In spite of all the talk about the rise of the BRIC countries (Brazil,
Russia, India, China), in his book
The Next 100 Years: The Forecast
for the 21st Century,
historian George Friedman contends that Amer-
ica will continue to be the dominant superpower of this relatively new
century. America’s greatness is not only based on its military and eco-
nomic supremacy around the globe, according to Friedman, America
will continue to be powerful because of its people and the strength
of our democracy. Of course, at the heart of this great country is the
indomitable spirit of its citizens who came here looking for life, liberty,
and the pursuit of happiness. Let’s not forget that since its very begin-
ning, this country has been built on the strength of immigrants. For the
past nearly 230 years, the people who have come here from all over the
world searching for their American Dream have made America stronger
and better. No country is more diverse than the USA, and nowhere is
this more visible than during the Olympics. In the parade of nations,
the athletes wearing red, white, and blue uniforms are a manifestation
of who we are: a truly multicultural America.
The multiculturalism that is celebrated in the sports arena has not
yet permeated the political or business worlds of America. On the
contrary, over the past decade the political rhetoric has taken on an
extremely divisive tone. We talk about our country in terms of red states
and blue states, and at heart of this clash are two demographic trends
that experts say will reshape the America of the twenty-first century:
on the one hand, you have an increasingly young and diverse popula-
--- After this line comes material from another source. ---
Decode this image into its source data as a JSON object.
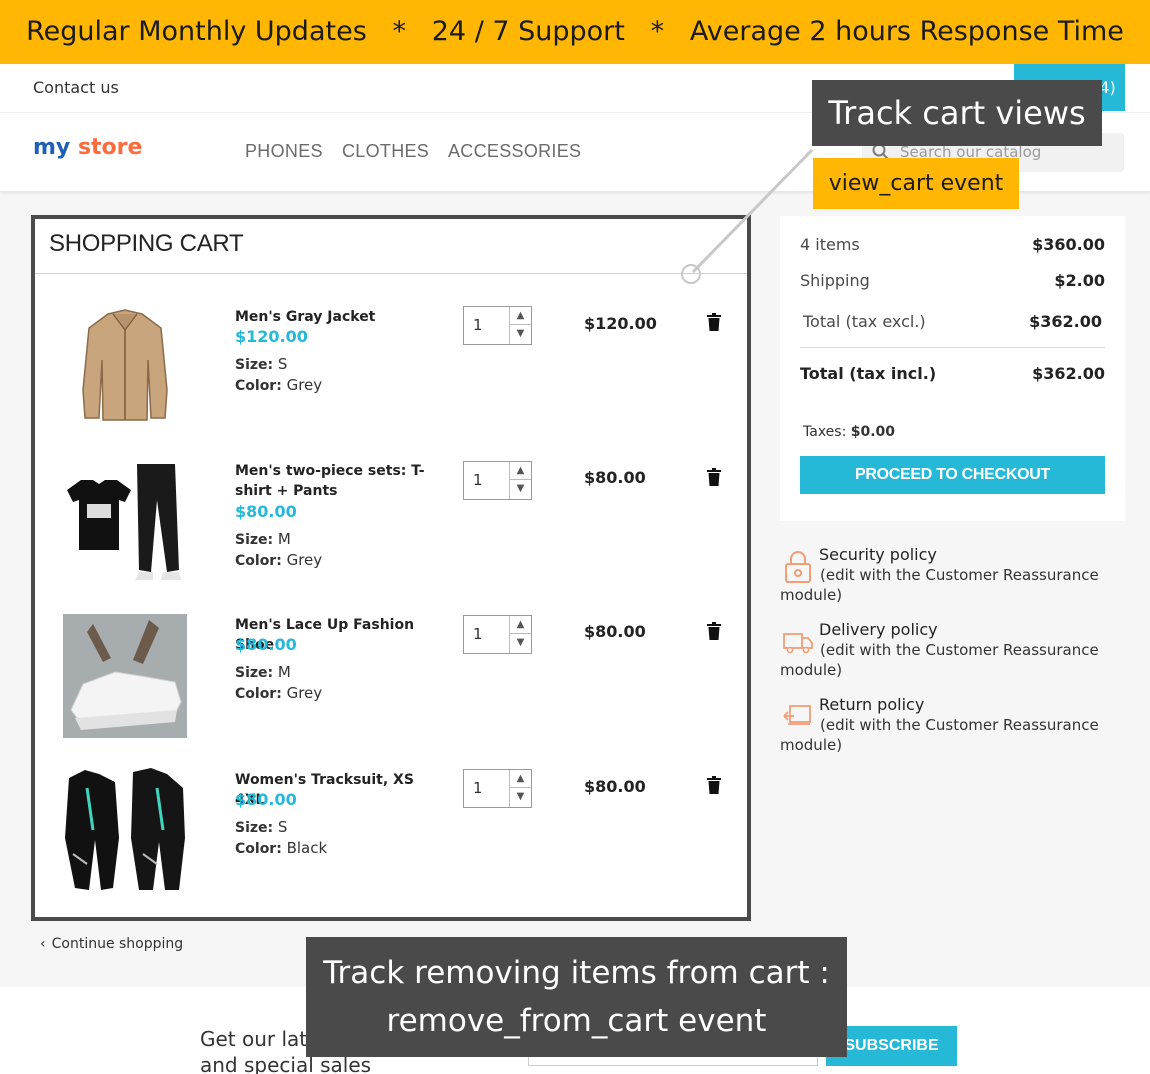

tion (in large part fueled by the Latino Baby Boom) in which minorities
will soon make up a majority of the country; and on the other hand,